Content starts

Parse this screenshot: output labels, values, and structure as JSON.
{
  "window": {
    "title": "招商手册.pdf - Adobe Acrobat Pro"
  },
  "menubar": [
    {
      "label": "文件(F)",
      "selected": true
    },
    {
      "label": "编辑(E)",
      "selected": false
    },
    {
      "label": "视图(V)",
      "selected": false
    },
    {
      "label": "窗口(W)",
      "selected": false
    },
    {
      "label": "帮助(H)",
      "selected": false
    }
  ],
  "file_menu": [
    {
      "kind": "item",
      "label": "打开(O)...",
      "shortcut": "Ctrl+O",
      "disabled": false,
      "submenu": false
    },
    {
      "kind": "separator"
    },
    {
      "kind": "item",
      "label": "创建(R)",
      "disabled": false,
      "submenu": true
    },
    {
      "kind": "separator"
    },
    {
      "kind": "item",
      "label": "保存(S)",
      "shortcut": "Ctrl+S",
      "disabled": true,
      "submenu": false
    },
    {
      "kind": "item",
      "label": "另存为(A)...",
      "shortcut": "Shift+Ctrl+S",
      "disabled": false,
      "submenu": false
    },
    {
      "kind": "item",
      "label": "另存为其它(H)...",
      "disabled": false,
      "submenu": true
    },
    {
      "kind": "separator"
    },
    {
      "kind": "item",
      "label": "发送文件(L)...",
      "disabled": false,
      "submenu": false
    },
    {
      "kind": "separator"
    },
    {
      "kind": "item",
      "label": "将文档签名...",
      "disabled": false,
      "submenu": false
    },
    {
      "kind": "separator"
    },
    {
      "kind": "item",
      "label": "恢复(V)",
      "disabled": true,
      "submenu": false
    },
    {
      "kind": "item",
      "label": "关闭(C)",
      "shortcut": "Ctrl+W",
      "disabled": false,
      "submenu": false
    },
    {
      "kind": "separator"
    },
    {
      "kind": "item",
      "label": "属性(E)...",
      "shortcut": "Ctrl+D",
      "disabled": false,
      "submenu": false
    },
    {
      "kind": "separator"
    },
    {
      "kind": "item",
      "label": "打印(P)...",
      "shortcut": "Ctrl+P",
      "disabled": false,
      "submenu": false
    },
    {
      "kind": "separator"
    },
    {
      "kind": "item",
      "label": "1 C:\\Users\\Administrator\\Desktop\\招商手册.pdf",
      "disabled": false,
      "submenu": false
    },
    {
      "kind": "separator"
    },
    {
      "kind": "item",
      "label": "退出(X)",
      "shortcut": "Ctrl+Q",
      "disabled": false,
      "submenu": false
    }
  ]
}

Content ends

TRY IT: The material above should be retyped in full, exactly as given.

OUTPUT FOR THIS EXERCISE:
Parse this screenshot: output labels, values, and structure as JSON.
{
  "window": {
    "title": "招商手册.pdf - Adobe Acrobat Pro"
  },
  "menubar": [
    {
      "label": "文件(F)",
      "selected": true
    },
    {
      "label": "编辑(E)",
      "selected": false
    },
    {
      "label": "视图(V)",
      "selected": false
    },
    {
      "label": "窗口(W)",
      "selected": false
    },
    {
      "label": "帮助(H)",
      "selected": false
    }
  ],
  "file_menu": [
    {
      "kind": "item",
      "label": "打开(O)...",
      "shortcut": "Ctrl+O",
      "disabled": false,
      "submenu": false
    },
    {
      "kind": "separator"
    },
    {
      "kind": "item",
      "label": "创建(R)",
      "disabled": false,
      "submenu": true
    },
    {
      "kind": "separator"
    },
    {
      "kind": "item",
      "label": "保存(S)",
      "shortcut": "Ctrl+S",
      "disabled": true,
      "submenu": false
    },
    {
      "kind": "item",
      "label": "另存为(A)...",
      "shortcut": "Shift+Ctrl+S",
      "disabled": false,
      "submenu": false
    },
    {
      "kind": "item",
      "label": "另存为其它(H)...",
      "disabled": false,
      "submenu": true
    },
    {
      "kind": "separator"
    },
    {
      "kind": "item",
      "label": "发送文件(L)...",
      "disabled": false,
      "submenu": false
    },
    {
      "kind": "separator"
    },
    {
      "kind": "item",
      "label": "将文档签名...",
      "disabled": false,
      "submenu": false
    },
    {
      "kind": "separator"
    },
    {
      "kind": "item",
      "label": "恢复(V)",
      "disabled": true,
      "submenu": false
    },
    {
      "kind": "item",
      "label": "关闭(C)",
      "shortcut": "Ctrl+W",
      "disabled": false,
      "submenu": false
    },
    {
      "kind": "separator"
    },
    {
      "kind": "item",
      "label": "属性(E)...",
      "shortcut": "Ctrl+D",
      "disabled": false,
      "submenu": false
    },
    {
      "kind": "separator"
    },
    {
      "kind": "item",
      "label": "打印(P)...",
      "shortcut": "Ctrl+P",
      "disabled": false,
      "submenu": false
    },
    {
      "kind": "separator"
    },
    {
      "kind": "item",
      "label": "1 C:\\Users\\Administrator\\Desktop\\招商手册.pdf",
      "disabled": false,
      "submenu": false
    },
    {
      "kind": "separator"
    },
    {
      "kind": "item",
      "label": "退出(X)",
      "shortcut": "Ctrl+Q",
      "disabled": false,
      "submenu": false
    }
  ]
}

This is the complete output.